  • Online publication date: September 2019

Chapter 7 - Making Visible the “Non-Power” of Poetry

from Part Three

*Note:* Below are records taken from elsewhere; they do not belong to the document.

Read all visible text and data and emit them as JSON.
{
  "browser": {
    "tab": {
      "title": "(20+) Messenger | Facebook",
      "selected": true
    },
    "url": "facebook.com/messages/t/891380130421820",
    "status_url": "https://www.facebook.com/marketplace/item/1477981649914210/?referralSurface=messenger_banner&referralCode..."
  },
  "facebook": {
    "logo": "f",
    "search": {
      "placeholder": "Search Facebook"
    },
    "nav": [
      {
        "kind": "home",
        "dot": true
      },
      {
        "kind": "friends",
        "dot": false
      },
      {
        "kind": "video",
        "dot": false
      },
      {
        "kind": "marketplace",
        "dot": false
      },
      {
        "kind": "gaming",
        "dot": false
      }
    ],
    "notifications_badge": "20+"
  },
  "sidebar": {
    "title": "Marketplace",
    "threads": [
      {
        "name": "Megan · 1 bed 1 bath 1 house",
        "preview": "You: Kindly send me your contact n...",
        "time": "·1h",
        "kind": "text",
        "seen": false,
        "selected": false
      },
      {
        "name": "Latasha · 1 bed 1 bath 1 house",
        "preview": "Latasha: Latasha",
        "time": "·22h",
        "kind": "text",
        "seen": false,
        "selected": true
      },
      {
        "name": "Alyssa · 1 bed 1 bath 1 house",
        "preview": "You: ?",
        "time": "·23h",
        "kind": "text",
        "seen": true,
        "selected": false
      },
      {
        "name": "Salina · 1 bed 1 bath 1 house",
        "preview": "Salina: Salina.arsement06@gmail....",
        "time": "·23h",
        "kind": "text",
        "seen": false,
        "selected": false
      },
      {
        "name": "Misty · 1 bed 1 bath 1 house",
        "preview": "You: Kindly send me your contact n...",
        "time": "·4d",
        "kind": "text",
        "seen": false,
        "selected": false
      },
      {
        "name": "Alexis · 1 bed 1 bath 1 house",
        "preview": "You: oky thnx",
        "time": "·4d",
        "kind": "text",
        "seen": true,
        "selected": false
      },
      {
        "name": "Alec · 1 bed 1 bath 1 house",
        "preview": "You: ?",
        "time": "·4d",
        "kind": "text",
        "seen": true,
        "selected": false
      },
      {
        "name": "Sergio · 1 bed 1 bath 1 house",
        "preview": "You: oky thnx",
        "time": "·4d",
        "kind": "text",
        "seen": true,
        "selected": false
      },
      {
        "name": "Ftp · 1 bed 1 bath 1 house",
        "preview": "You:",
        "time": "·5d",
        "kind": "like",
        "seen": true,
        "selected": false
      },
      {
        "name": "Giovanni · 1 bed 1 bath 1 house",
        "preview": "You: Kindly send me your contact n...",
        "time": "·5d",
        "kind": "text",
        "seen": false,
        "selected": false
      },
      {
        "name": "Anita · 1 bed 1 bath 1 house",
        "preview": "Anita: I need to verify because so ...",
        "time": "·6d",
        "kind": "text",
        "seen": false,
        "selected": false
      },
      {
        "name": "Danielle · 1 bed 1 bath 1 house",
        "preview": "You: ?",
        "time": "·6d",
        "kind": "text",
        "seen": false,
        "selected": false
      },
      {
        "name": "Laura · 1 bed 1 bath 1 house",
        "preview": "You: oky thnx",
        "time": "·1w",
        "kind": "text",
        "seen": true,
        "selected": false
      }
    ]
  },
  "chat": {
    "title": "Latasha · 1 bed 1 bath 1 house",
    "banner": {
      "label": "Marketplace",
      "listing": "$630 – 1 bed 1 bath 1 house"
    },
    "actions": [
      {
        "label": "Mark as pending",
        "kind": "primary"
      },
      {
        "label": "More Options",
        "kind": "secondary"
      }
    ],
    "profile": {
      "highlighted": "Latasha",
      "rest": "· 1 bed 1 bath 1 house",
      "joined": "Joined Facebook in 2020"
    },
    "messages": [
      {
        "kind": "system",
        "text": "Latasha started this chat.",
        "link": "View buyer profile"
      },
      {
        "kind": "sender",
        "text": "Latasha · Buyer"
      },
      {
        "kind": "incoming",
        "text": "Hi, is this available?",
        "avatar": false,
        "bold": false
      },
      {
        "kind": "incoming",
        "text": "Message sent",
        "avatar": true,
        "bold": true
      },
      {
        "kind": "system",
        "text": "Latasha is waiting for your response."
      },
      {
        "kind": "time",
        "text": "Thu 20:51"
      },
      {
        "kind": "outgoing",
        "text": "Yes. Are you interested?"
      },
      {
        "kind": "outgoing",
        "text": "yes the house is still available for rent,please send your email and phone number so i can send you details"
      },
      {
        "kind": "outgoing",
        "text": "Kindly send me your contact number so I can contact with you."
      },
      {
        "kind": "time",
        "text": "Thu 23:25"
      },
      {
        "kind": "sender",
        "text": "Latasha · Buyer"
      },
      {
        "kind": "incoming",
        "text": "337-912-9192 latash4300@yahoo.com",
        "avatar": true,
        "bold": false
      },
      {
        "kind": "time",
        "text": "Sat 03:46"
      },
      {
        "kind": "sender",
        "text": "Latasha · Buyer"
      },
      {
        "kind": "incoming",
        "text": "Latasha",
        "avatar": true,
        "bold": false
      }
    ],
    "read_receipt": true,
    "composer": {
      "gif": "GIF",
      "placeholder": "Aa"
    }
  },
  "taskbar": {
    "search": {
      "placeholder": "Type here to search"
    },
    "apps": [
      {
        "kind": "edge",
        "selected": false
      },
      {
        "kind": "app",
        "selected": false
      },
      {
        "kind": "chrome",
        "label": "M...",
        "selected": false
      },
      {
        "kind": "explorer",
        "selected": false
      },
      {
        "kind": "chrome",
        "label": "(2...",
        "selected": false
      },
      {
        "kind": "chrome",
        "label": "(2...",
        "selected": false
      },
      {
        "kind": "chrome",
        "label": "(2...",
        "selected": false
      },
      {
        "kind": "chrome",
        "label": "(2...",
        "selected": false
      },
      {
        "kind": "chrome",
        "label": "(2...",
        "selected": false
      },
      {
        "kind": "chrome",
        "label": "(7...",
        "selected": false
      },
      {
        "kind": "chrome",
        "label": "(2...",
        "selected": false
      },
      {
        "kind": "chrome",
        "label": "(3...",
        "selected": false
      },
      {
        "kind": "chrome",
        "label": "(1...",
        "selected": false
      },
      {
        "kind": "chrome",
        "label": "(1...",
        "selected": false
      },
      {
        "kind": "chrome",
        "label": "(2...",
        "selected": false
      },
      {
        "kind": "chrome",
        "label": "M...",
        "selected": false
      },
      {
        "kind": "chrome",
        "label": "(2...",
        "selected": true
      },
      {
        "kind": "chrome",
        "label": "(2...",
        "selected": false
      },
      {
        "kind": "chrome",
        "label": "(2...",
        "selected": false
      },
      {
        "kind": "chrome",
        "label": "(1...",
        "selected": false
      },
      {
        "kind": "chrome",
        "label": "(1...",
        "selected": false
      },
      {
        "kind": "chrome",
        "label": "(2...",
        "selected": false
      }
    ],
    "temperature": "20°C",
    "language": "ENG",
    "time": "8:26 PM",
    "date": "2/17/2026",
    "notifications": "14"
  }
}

With the publication of The Savage Detectives, and a year later his much more condensed Amulet, Bolaño turns his full attention as a novelist to poetic interpellation and apprenticeship in Mexico. Narrated by the aesthesis-aligned “mother of Mexican poetry,” “mother of all the poets,” Auxilio Lacouture, Amulet provides a complementary narrative to Distant Star’s mapping of poetic apprenticeships in Chile through the equally gendered, poiesis-aligned figure of Carlos Wieder. Returning again and again to Lacouture’s act of reading (and no longer being to read) a book of poems by the aging poet Pedro Garfias in the bathroom of the Faculty of Philosophy and Letters on September 18, 1968, the date the army and riot police came to occupy UNAM, Bolaño stages a profound tension between a Marxist narrative of historical progress and a Nietzschean model of eternal return. Arcing in the end toward the mythological temporality of ancient Greece, Amulet’s Poe-inflected “horror story,” as Lacouture describes it at the outset, figures history as “another recurring and terribly Latin American nightmare,” at its most decisively utopian moment affirming, through Lacouture’s prophecies, the vision that “Poetry shall not disappear. Its non-power shall make itself visible by other means, in another form.”